About the writer: Boasting an MA in Scriptwriting for Film, Theatre, TV & Radio, MJ is an award winning writer, with shorts optioned and produced in countries as diverse as Croatia and Norway. Residing in sunny England, she is currently hard at work developing a series with the BBC Writersroom – as well as working on a number of features (including one low-budget horror and a fantasy adventure script.) Her website is available here: redcatwriter.wordpress.com/. MJ herself can be reached via mjhermanny – AT – gmail!

Pages: 4

Budget: Low. Only two characters and one room. This story’s an easy shoot – with an up close and personal feel.

About the reviewer for “Thicker Than Water”: California uber reader/reviewer KP Mackie is working hard on her animated feature. KP’s work is available at moviepoet.com!

READ THE SCRIPT HERE – AND DON’T FORGET TO COMMENT!!

FOR YET MORE SCRIPTS AVAILABLE FOR PRODUCTION:

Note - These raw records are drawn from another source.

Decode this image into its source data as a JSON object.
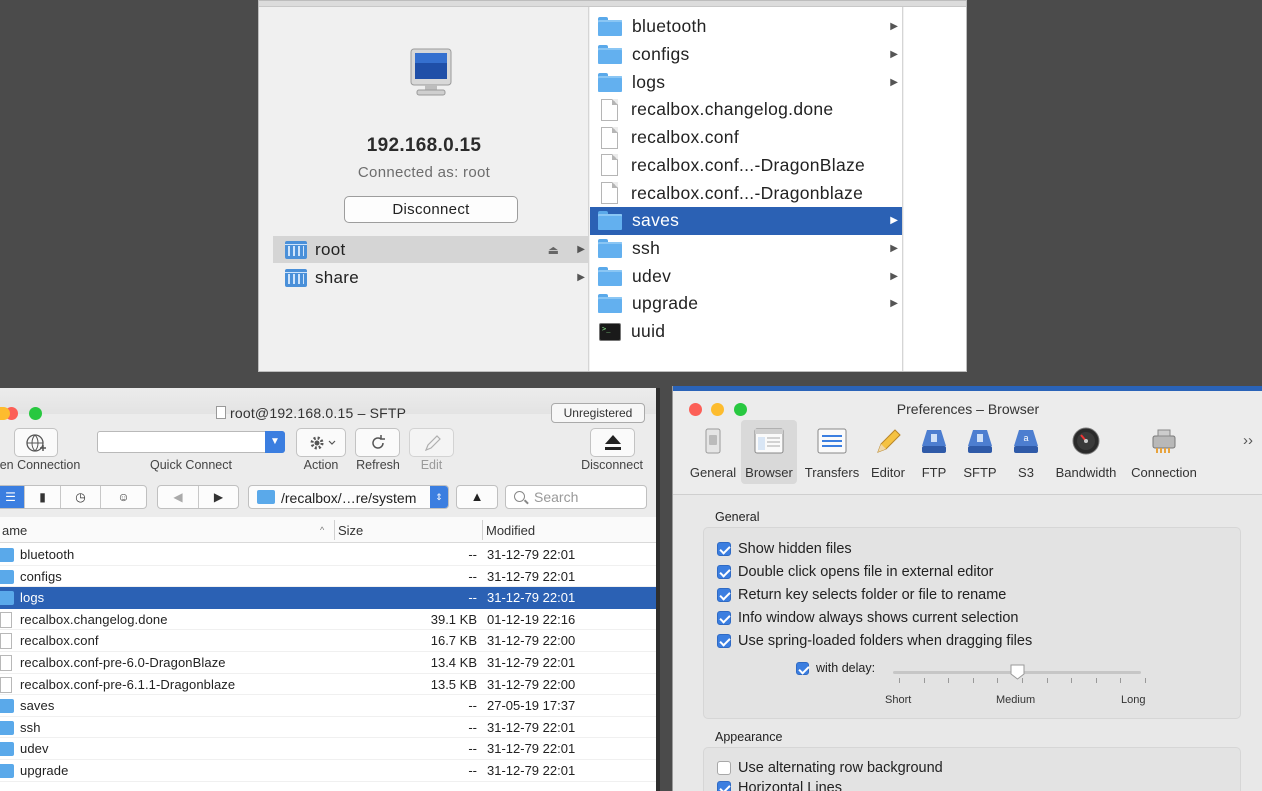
{
  "finder": {
    "ip": "192.168.0.15",
    "connected_as": "Connected as: root",
    "disconnect_label": "Disconnect",
    "shares": [
      {
        "label": "root",
        "selected": true
      },
      {
        "label": "share",
        "selected": false
      }
    ],
    "items": [
      {
        "label": "bluetooth",
        "kind": "folder",
        "arrow": true
      },
      {
        "label": "configs",
        "kind": "folder",
        "arrow": true
      },
      {
        "label": "logs",
        "kind": "folder",
        "arrow": true
      },
      {
        "label": "recalbox.changelog.done",
        "kind": "doc",
        "arrow": false
      },
      {
        "label": "recalbox.conf",
        "kind": "doc",
        "arrow": false
      },
      {
        "label": "recalbox.conf...-DragonBlaze",
        "kind": "doc",
        "arrow": false
      },
      {
        "label": "recalbox.conf...-Dragonblaze",
        "kind": "doc",
        "arrow": false
      },
      {
        "label": "saves",
        "kind": "folder",
        "arrow": true,
        "selected": true
      },
      {
        "label": "ssh",
        "kind": "folder",
        "arrow": true
      },
      {
        "label": "udev",
        "kind": "folder",
        "arrow": true
      },
      {
        "label": "upgrade",
        "kind": "folder",
        "arrow": true
      },
      {
        "label": "uuid",
        "kind": "exec",
        "arrow": false
      }
    ]
  },
  "transmit": {
    "title": "root@192.168.0.15 – SFTP",
    "unregistered": "Unregistered",
    "toolbar": {
      "open_connection": "en Connection",
      "quick_connect": "Quick Connect",
      "action": "Action",
      "refresh": "Refresh",
      "edit": "Edit",
      "disconnect": "Disconnect"
    },
    "path": "/recalbox/…re/system",
    "search_placeholder": "Search",
    "columns": {
      "name": "ame",
      "size": "Size",
      "modified": "Modified"
    },
    "rows": [
      {
        "name": "bluetooth",
        "size": "--",
        "modified": "31-12-79 22:01",
        "kind": "folder"
      },
      {
        "name": "configs",
        "size": "--",
        "modified": "31-12-79 22:01",
        "kind": "folder"
      },
      {
        "name": "logs",
        "size": "--",
        "modified": "31-12-79 22:01",
        "kind": "folder",
        "selected": true
      },
      {
        "name": "recalbox.changelog.done",
        "size": "39.1 KB",
        "modified": "01-12-19 22:16",
        "kind": "doc"
      },
      {
        "name": "recalbox.conf",
        "size": "16.7 KB",
        "modified": "31-12-79 22:00",
        "kind": "doc"
      },
      {
        "name": "recalbox.conf-pre-6.0-DragonBlaze",
        "size": "13.4 KB",
        "modified": "31-12-79 22:01",
        "kind": "doc"
      },
      {
        "name": "recalbox.conf-pre-6.1.1-Dragonblaze",
        "size": "13.5 KB",
        "modified": "31-12-79 22:00",
        "kind": "doc"
      },
      {
        "name": "saves",
        "size": "--",
        "modified": "27-05-19 17:37",
        "kind": "folder"
      },
      {
        "name": "ssh",
        "size": "--",
        "modified": "31-12-79 22:01",
        "kind": "folder"
      },
      {
        "name": "udev",
        "size": "--",
        "modified": "31-12-79 22:01",
        "kind": "folder"
      },
      {
        "name": "upgrade",
        "size": "--",
        "modified": "31-12-79 22:01",
        "kind": "folder"
      }
    ]
  },
  "prefs": {
    "title": "Preferences – Browser",
    "tabs": [
      "General",
      "Browser",
      "Transfers",
      "Editor",
      "FTP",
      "SFTP",
      "S3",
      "Bandwidth",
      "Connection"
    ],
    "selected_tab": "Browser",
    "more": "››",
    "general_label": "General",
    "options": [
      {
        "label": "Show hidden files",
        "checked": true
      },
      {
        "label": "Double click opens file in external editor",
        "checked": true
      },
      {
        "label": "Return key selects folder or file to rename",
        "checked": true
      },
      {
        "label": "Info window always shows current selection",
        "checked": true
      },
      {
        "label": "Use spring-loaded folders when dragging files",
        "checked": true
      }
    ],
    "delay_label": "with delay:",
    "delay_checked": true,
    "slider_labels": [
      "Short",
      "Medium",
      "Long"
    ],
    "slider_value": 0.5,
    "appearance_label": "Appearance",
    "appearance_options": [
      {
        "label": "Use alternating row background",
        "checked": false
      },
      {
        "label": "Horizontal Lines",
        "checked": true
      }
    ]
  },
  "colors": {
    "selection": "#2b61b4",
    "accent": "#3b7ee0",
    "folder": "#63b0ef",
    "close": "#fc5f57",
    "minimize": "#fdbc2e",
    "zoom": "#28c840"
  }
}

PLEASE SEARCH SCRIPTREVOLUTION.COM!

All screenplays are copyrighted to their respective authors. All rights reserved. The screenplays may not be used without the expressed written permission of the author.

 

 

The Painful Side of the Pillow – Short Script Review (Optioned!)

The Painful Side of the Pillow

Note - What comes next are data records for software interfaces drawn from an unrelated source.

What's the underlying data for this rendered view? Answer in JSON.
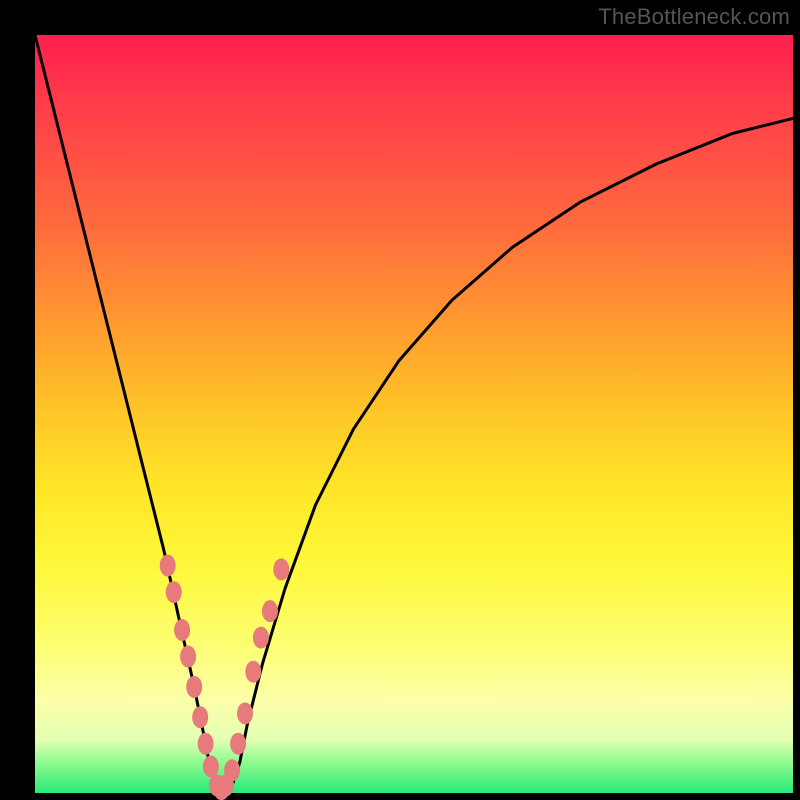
{
  "watermark": "TheBottleneck.com",
  "colors": {
    "frame": "#000000",
    "curve": "#000000",
    "dot": "#e77a7a"
  },
  "chart_data": {
    "type": "line",
    "title": "",
    "xlabel": "",
    "ylabel": "",
    "xlim": [
      0,
      100
    ],
    "ylim": [
      0,
      100
    ],
    "note": "Axes unlabeled; values approximated from pixel positions. y=0 is bottom (green / optimum), y=100 is top. Curve has a sharp V-shaped minimum near x≈24.",
    "series": [
      {
        "name": "bottleneck-curve",
        "x": [
          0,
          2,
          5,
          8,
          11,
          14,
          17,
          19,
          21,
          22,
          23,
          24,
          25,
          26,
          27,
          28,
          30,
          33,
          37,
          42,
          48,
          55,
          63,
          72,
          82,
          92,
          100
        ],
        "y": [
          100,
          92,
          80,
          68,
          56,
          44,
          32,
          23,
          14,
          9,
          4,
          1,
          0,
          1,
          4,
          9,
          17,
          27,
          38,
          48,
          57,
          65,
          72,
          78,
          83,
          87,
          89
        ]
      }
    ],
    "markers": {
      "name": "highlighted-points",
      "comment": "Pink capsule/dot clusters along both branches near the minimum.",
      "x": [
        17.5,
        18.3,
        19.4,
        20.2,
        21.0,
        21.8,
        22.5,
        23.2,
        24.0,
        24.6,
        25.2,
        26.0,
        26.8,
        27.7,
        28.8,
        29.8,
        31.0,
        32.5
      ],
      "y": [
        30.0,
        26.5,
        21.5,
        18.0,
        14.0,
        10.0,
        6.5,
        3.5,
        1.0,
        0.5,
        1.0,
        3.0,
        6.5,
        10.5,
        16.0,
        20.5,
        24.0,
        29.5
      ]
    }
  }
}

Pillow Girl is determined to fight to create a better society. But, evil is lurking in some very unexpected places…

Who has never experienced a desire for superpowers to miraculously make the worst of their troubles merely disappear? Most comic strip and film superheroes fall into “superherohood” because of some unplanned event-such as being born with superpowers, drinking some potion, or suffering an accident- that permanently alters their physical constitution and consequently limits their ability to pursue other less noble career goals. Sometimes reluctantly, other times enthusiastically, they choose to pursue their calling and bravely set out to eradicate evil.

For Tabitha, the protagonist in Jason K. Allen’s latest work, The Painful Side of the Pillow, becoming a superhero is a conscious decision. From a young age, she knows that she would like to deploy her budding pillow-fighting abilities “… to make a positive impact on society.” She determinedly develops her skills to become the superhero she always wanted to be …Pillow Girl.

In the tradition of superheroes like the Electric Company’s Letterman, Pillow Girl is a gentle superhero. She doesn’t kill off villains or save the world from total destruction. She simply encourages people to do the right thing. And, she achieves that with a superpower that is comic. Viewers will love the campy humor as Pillow Girl thwarts everyday minor transgressions to the raving praises of the witnesses to her noble deeds.

There is so much fun in this piece that viewers will be surprised when the story twists to reveal a dark side to Pillow Girl’s trajectory of which even she was unaware, along with an enemy she had no idea existed. The Painful Side of the Pillow proves both entertaining and extremely provocative as it probes common understandings about heroes and villains, strength and weakness, and good and evil. You won’t rest until you see this one!

Pages: 6

Budget: Low to moderate.

About the writer: Jason K. Allen is a writer and filmmaker from Nashville, Tennessee. His produced short scripts include AMERICAN SOCK, which won Best Screenplay at the 2014 San Diego Film Awards, and AUTUMN LOVERS, winner of the Audience Award at the 2013 Artlightenment Festival in Nashville. He also wrote the feature film LUCKY FRITZ starring Julia Dietze (IRON SKY) and Corey Feldman. Jason is also a wilderness guide, nature photographer, and published author. See IMDB for his complete credits: www.imdb.com/name/nm3021924

About the Reviewer: Julia Cottle is a cultural anthropologist living in Chicago. She has worked for years as a university instructor and researcher for organizations committed to social justice. She has always loved to write, but only recently has begun to work on screenplays. She can be reached at: Cottle54321“AT”Gmail

READ THE SCRIPT HERE – AND DON’T FORGET TO COMMENT!!

FOR YET MORE SCRIPTS AVAILABLE FOR PRODUCTION:

PLEASE SEARCH SIMPLYSCRIPTS.COM

OR THE BLOG VERSION OF STS HERE.

All screenplays are copyrighted to their respective authors. All rights reserved. The screenplays may not be used without the expressed written permission of the author.